ROCHESTER, NY (WROC) – As of April 1, Shipping lanes from Lake Ontario through the St. Lawrence seaway are now open. This is two weeks behind from a normal year thanks to push from organizations to keep outflows high through the winter and spring. Ideally, that would help prevent future flooding on Lake Ontario like what happened in both 2017 and 2019.
The International Lake Ontario-St. Lawrence River Board (a subsidiary of the International Joint Commission, IJC) regulates Lake Ontario outflow on the Moses-Saunders Dam along the St. Lawrence river. They said in a newsletter that outflows were allowed to be near or above record highs for the season thanks to a milder winter and less ice formation. Infrequent freeze/thaw cycles from a warm season allow higher outflows since the threat of ice jams lowers.

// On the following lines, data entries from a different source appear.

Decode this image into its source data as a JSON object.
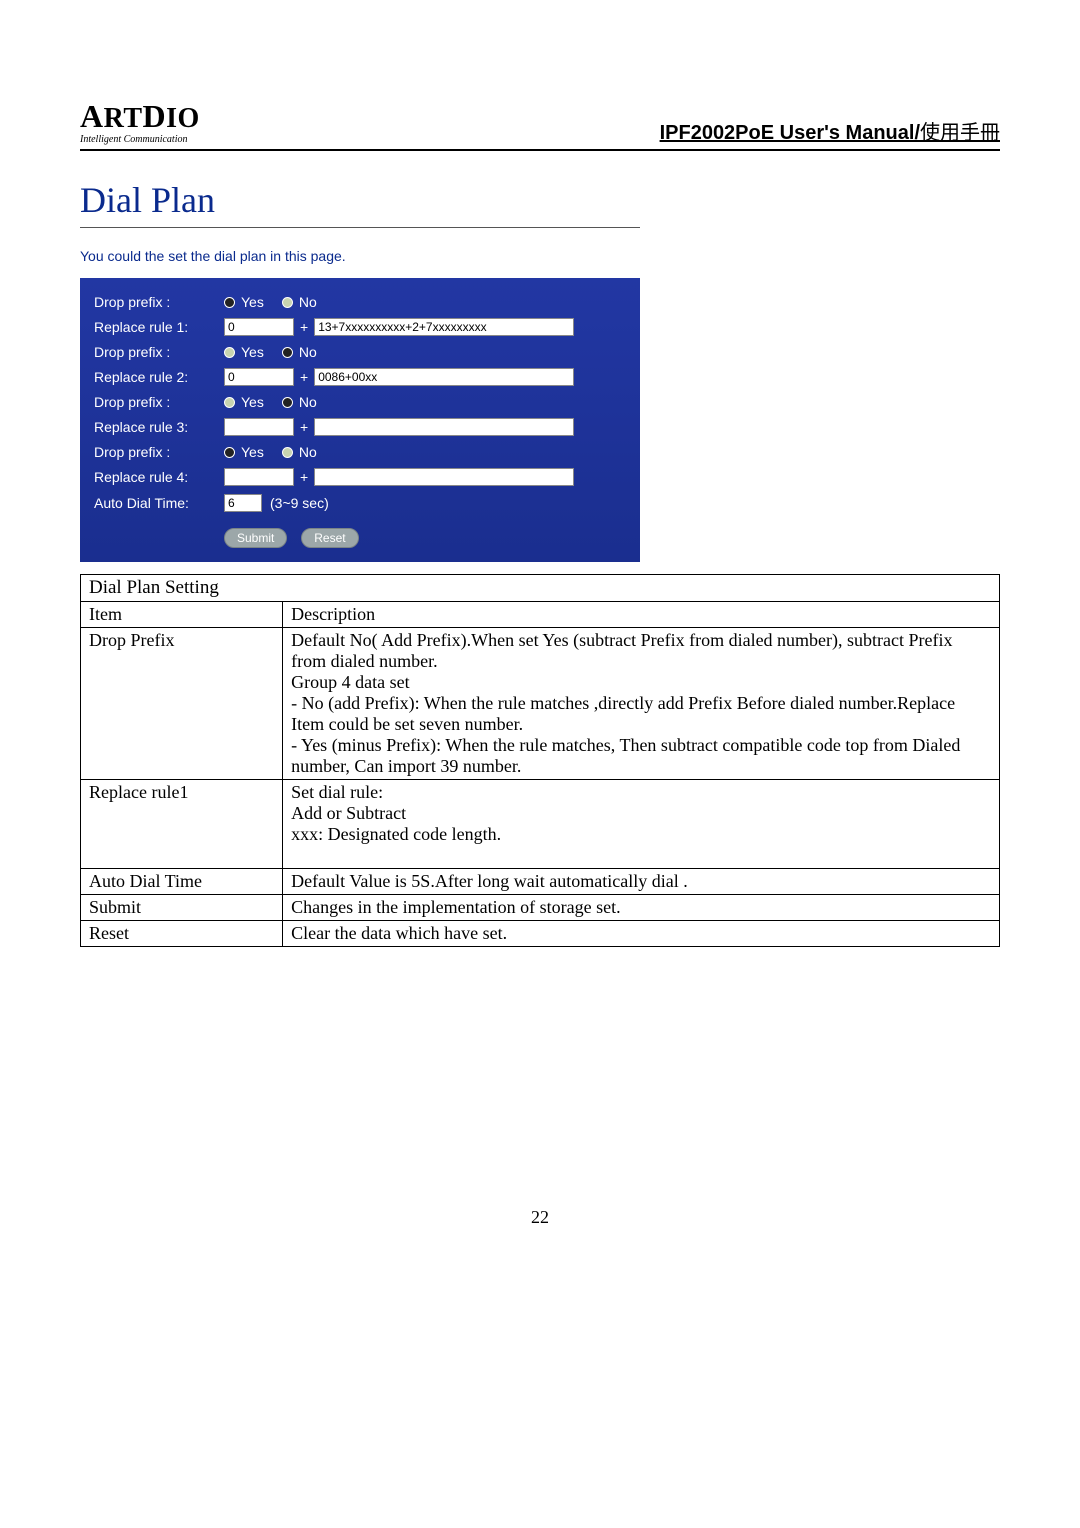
{
  "header": {
    "logo_main": "ARTDIO",
    "logo_sub": "Intelligent Communication",
    "manual_title": "IPF2002PoE User's Manual/",
    "manual_title_cjk": "使用手冊"
  },
  "dial_plan": {
    "heading": "Dial Plan",
    "subheading": "You could the set the dial plan in this page.",
    "rows": [
      {
        "label": "Drop prefix :",
        "yes": "Yes",
        "no": "No",
        "yes_sel": false,
        "no_sel": true
      },
      {
        "label": "Replace rule 1:",
        "prefix": "0",
        "plus": "+",
        "rule": "13+7xxxxxxxxxx+2+7xxxxxxxxx"
      },
      {
        "label": "Drop prefix :",
        "yes": "Yes",
        "no": "No",
        "yes_sel": true,
        "no_sel": false
      },
      {
        "label": "Replace rule 2:",
        "prefix": "0",
        "plus": "+",
        "rule": "0086+00xx"
      },
      {
        "label": "Drop prefix :",
        "yes": "Yes",
        "no": "No",
        "yes_sel": true,
        "no_sel": false
      },
      {
        "label": "Replace rule 3:",
        "prefix": "",
        "plus": "+",
        "rule": ""
      },
      {
        "label": "Drop prefix :",
        "yes": "Yes",
        "no": "No",
        "yes_sel": false,
        "no_sel": true
      },
      {
        "label": "Replace rule 4:",
        "prefix": "",
        "plus": "+",
        "rule": ""
      }
    ],
    "auto_dial_label": "Auto Dial Time:",
    "auto_dial_value": "6",
    "auto_dial_hint": "(3~9 sec)",
    "submit": "Submit",
    "reset": "Reset"
  },
  "settings_table": {
    "title": "Dial Plan Setting",
    "header_item": "Item",
    "header_desc": "Description",
    "rows": [
      {
        "item": "Drop Prefix",
        "desc": "Default No( Add Prefix).When set Yes (subtract Prefix from dialed number), subtract Prefix from dialed number.\nGroup 4 data set\n- No (add Prefix): When the rule matches ,directly add Prefix Before dialed number.Replace Item could be set seven number.\n- Yes (minus Prefix): When the rule matches, Then subtract compatible code top from Dialed number, Can import 39 number."
      },
      {
        "item": "Replace rule1",
        "desc": "Set dial rule:\nAdd or Subtract\nxxx: Designated code length.\n\n"
      },
      {
        "item": "Auto Dial Time",
        "desc": "Default Value is 5S.After long wait automatically dial ."
      },
      {
        "item": "Submit",
        "desc": "Changes in the implementation of storage set."
      },
      {
        "item": "Reset",
        "desc": "Clear the data which have set."
      }
    ]
  },
  "page_number": "22"
}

Many different factors are taken into consideration when it comes to managing outflows. That includes those along the southern shores of Lake Ontario, wildlife habitat, and shipping among others. The seaway corporation decides when the shipping season begins based on how water flows are being managed by the IJC. They made the decision to push back the start of the season from March 20 to April 1.
Among many factors, this took into account the potential of water levels remaining high and high outflow potential later in the shipping season. According to Bryce Carmichael, “The impacts are not as high as they would be in the middle of the season,” said Carmichael, US secretary of the Lake Ontario-St. Lawrence River Board and civil engineer for the US Army Corps of Engineers. “So part of the calculation on their part took into account that having more water removed now makes the risk lower in the mid season summer months.” Getting more water out now could prevent from shipping problems down the road if more water needs to be let out come peak shipping season in June, July, and August.
See below how 2020 outflow has remained higher than the past 3 years. While there was significant volatility, outflow was near the record set in the summers of 2017 and 2019.
According to the Army Corps of Engineers, the Lake Ontario water level is over a foot above average and is forecast to rise another 6-8 inches by the end of the month.